    Gone too soon.

    Reply
  • Kelly Cherry January 3, 2018 at 4:55 pm

    Gone too soon.

    Reply
  • Meryl Natchez December 18, 2017 at 2:43 pm

    Lovely ending–perfect poem for this time of year.

    Reply
  • Meryl Natchez December 18, 2017 at 2:43 pm

    Lovely ending–perfect poem for this time of year.

    Reply
  • Kristyn Appleby December 17, 2017 at 11:48 am

    As always Rebecca, you chose pieces of writing that go directly to the heart of the reader. “Mother of Letting Go. Mother of Dust. Holy Mother of Mothers’ Hearts.” A new mantra to quell, perhaps, the unease I feel in my own heart these days. Thank you.

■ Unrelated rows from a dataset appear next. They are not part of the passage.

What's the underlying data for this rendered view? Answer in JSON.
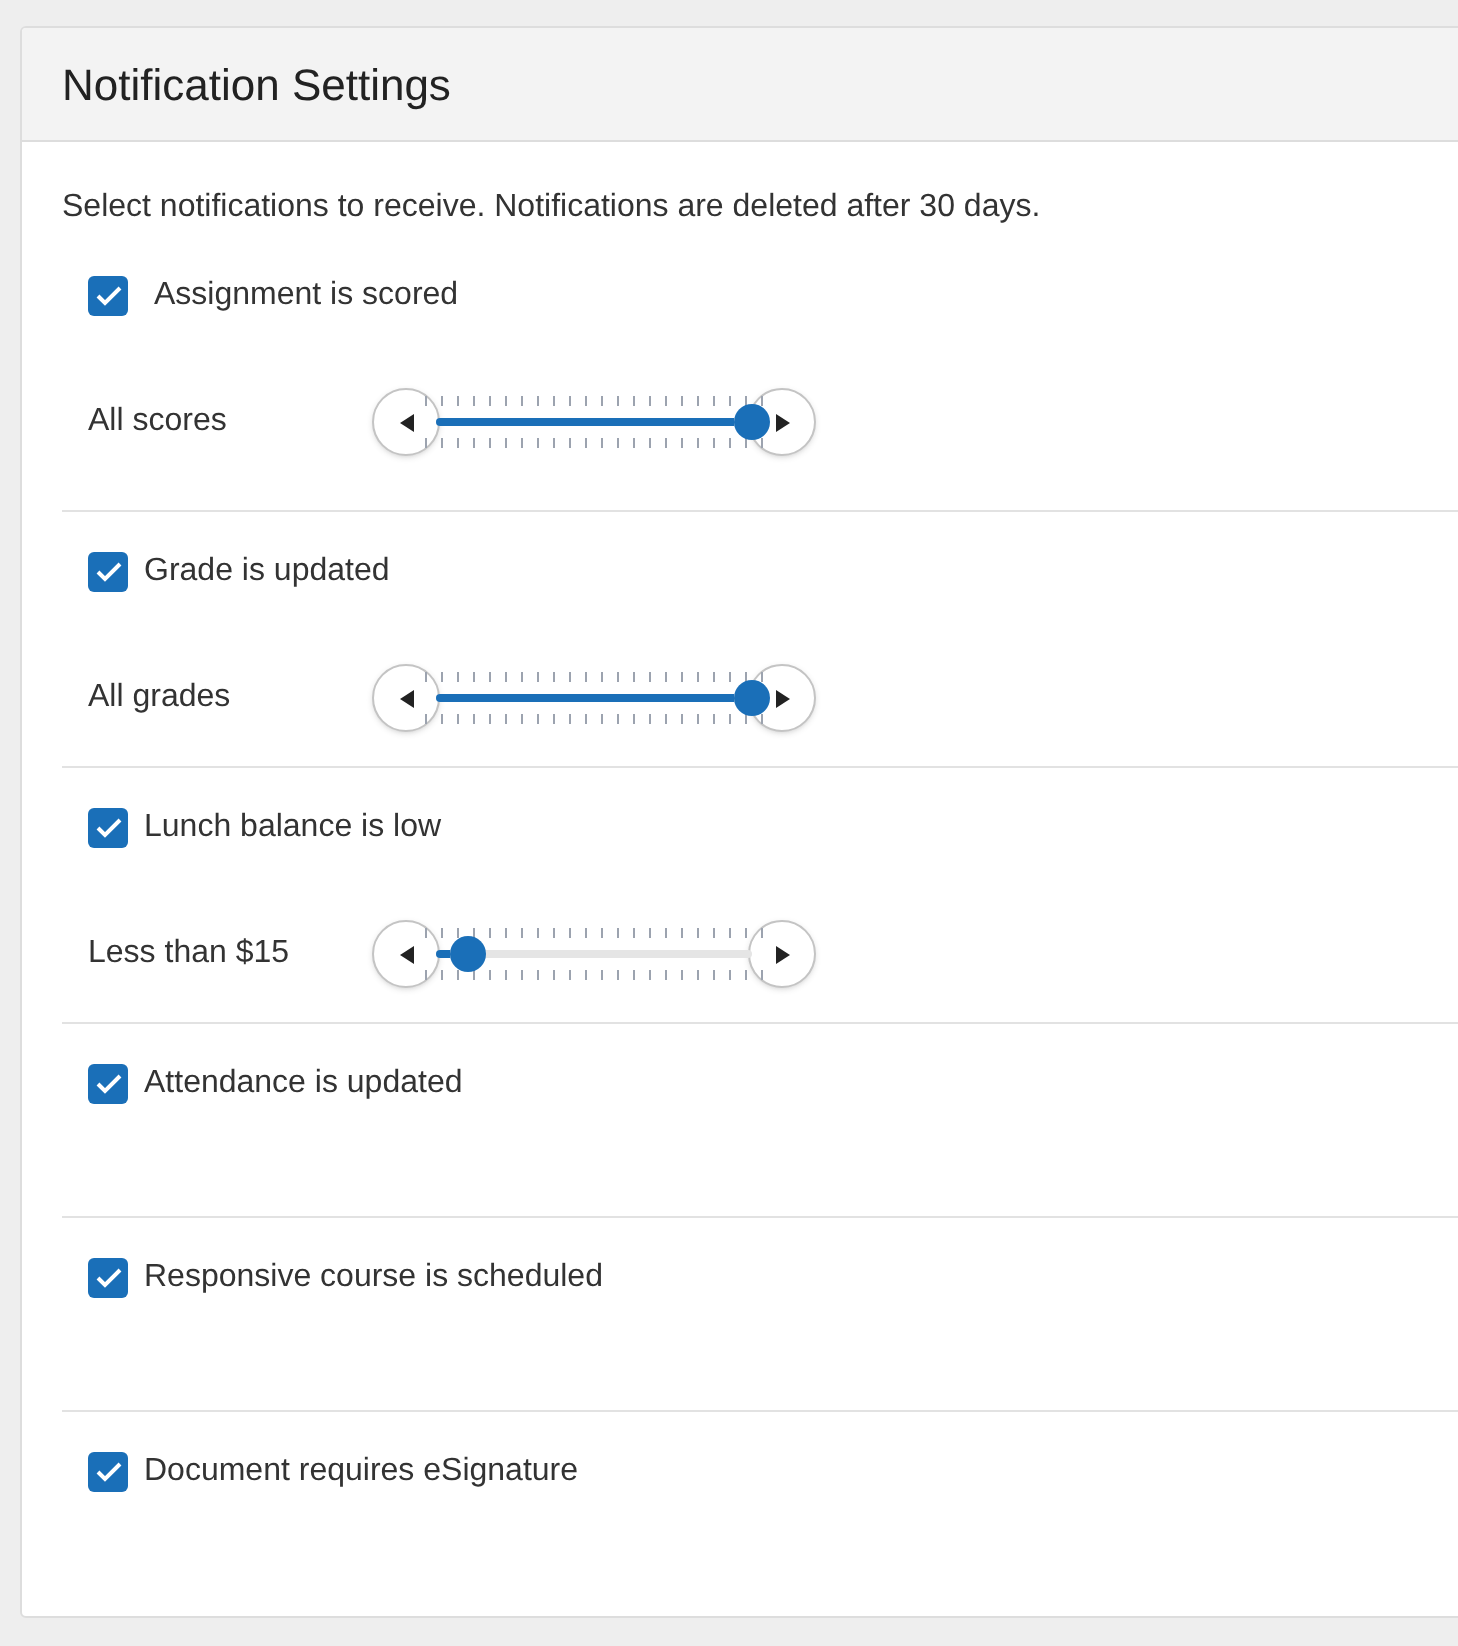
{
  "panel": {
    "title": "Notification Settings",
    "intro": "Select notifications to receive. Notifications are deleted after 30 days.",
    "items": [
      {
        "label": "Assignment is scored",
        "checked": true,
        "slider": {
          "label": "All scores",
          "level": 1
        }
      },
      {
        "label": "Grade is updated",
        "checked": true,
        "slider": {
          "label": "All grades",
          "level": 1
        }
      },
      {
        "label": "Lunch balance is low",
        "checked": true,
        "slider": {
          "label": "Less than $15",
          "level": 0.1
        }
      },
      {
        "label": "Attendance is updated",
        "checked": true
      },
      {
        "label": "Responsive course is scheduled",
        "checked": true
      },
      {
        "label": "Document requires eSignature",
        "checked": true
      }
    ]
  }
}
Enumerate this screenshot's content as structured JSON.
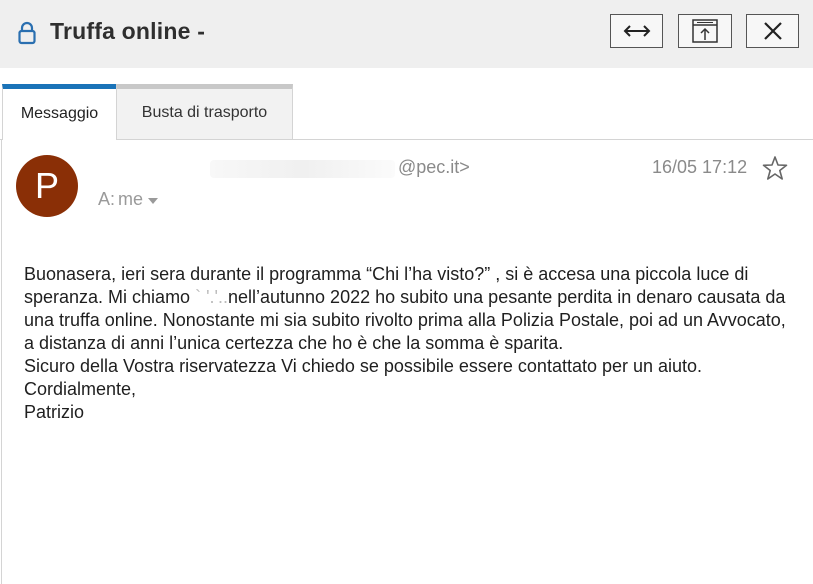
{
  "window": {
    "title": "Truffa online -",
    "icons": [
      "lock-icon",
      "expand-horizontal-icon",
      "popout-window-icon",
      "close-icon"
    ]
  },
  "tabs": [
    {
      "label": "Messaggio",
      "active": true
    },
    {
      "label": "Busta di trasporto",
      "active": false
    }
  ],
  "message": {
    "avatar_letter": "P",
    "avatar_color": "#8a2f06",
    "sender": "@pec.it>",
    "date": "16/05 17:12",
    "to_label": "A:",
    "to_value": "me",
    "body": {
      "line1": "Buonasera, ieri sera durante il programma “Chi l’ha visto?” , si è accesa una piccola luce di speranza. Mi chiamo",
      "line1b": "nell’autunno 2022 ho subito una pesante perdita in denaro causata da una truffa online. Nonostante mi sia subito rivolto prima alla Polizia Postale, poi ad un Avvocato, a distanza di anni l’unica certezza che ho è che la somma è sparita.",
      "line2": "Sicuro della Vostra riservatezza Vi chiedo se possibile essere contattato per un aiuto.",
      "line3": "Cordialmente,",
      "line4": "Patrizio"
    }
  },
  "colors": {
    "accent_tab": "#1a73b8",
    "titlebar_bg": "#efefef",
    "meta_text": "#8a8a8a"
  }
}
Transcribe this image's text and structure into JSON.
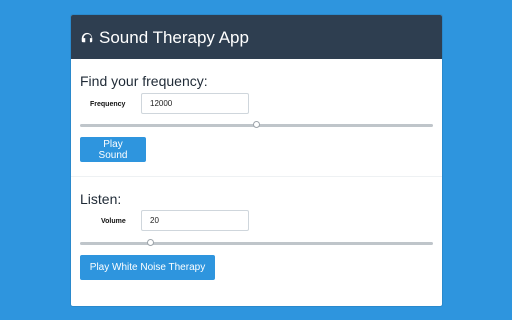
{
  "app": {
    "title": "Sound Therapy App",
    "icon": "headphones-icon"
  },
  "frequency_section": {
    "heading": "Find your frequency:",
    "label": "Frequency",
    "value": "12000",
    "slider_fraction": 0.5,
    "button_label": "Play Sound"
  },
  "listen_section": {
    "heading": "Listen:",
    "label": "Volume",
    "value": "20",
    "slider_fraction": 0.2,
    "button_label": "Play White Noise Therapy"
  },
  "colors": {
    "background": "#2e95de",
    "header": "#2e3e50",
    "button": "#2e95de"
  }
}
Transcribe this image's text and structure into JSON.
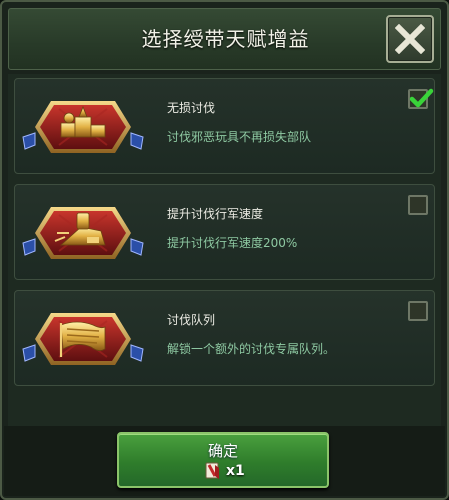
{
  "dialog": {
    "title": "选择绶带天赋增益"
  },
  "options": [
    {
      "title": "无损讨伐",
      "description": "讨伐邪恶玩具不再损失部队",
      "checked": true,
      "emblem_icon": "toy-blocks-emblem-icon"
    },
    {
      "title": "提升讨伐行军速度",
      "description": "提升讨伐行军速度200%",
      "checked": false,
      "emblem_icon": "marching-toy-emblem-icon"
    },
    {
      "title": "讨伐队列",
      "description": "解锁一个额外的讨伐专属队列。",
      "checked": false,
      "emblem_icon": "banner-flag-emblem-icon"
    }
  ],
  "footer": {
    "confirm_label": "确定",
    "cost_icon": "ribbon-item-icon",
    "cost_qty": "x1"
  },
  "colors": {
    "panel_bg": "#1e2a21",
    "header_bg": "#2f432f",
    "description_green": "#8ec9a2",
    "confirm_green": "#2f7d2b",
    "emblem_red": "#8c1c1a",
    "emblem_gold": "#d9a436",
    "check_green": "#3cd43c"
  }
}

    Reply
  • Kristyn Appleby December 17, 2017 at 11:48 am

    As always Rebecca, you chose pieces of writing that go directly to the heart of the reader. “Mother of Letting Go. Mother of Dust. Holy Mother of Mothers’ Hearts.” A new mantra to quell, perhaps, the unease I feel in my own heart these days. Thank you.

    Reply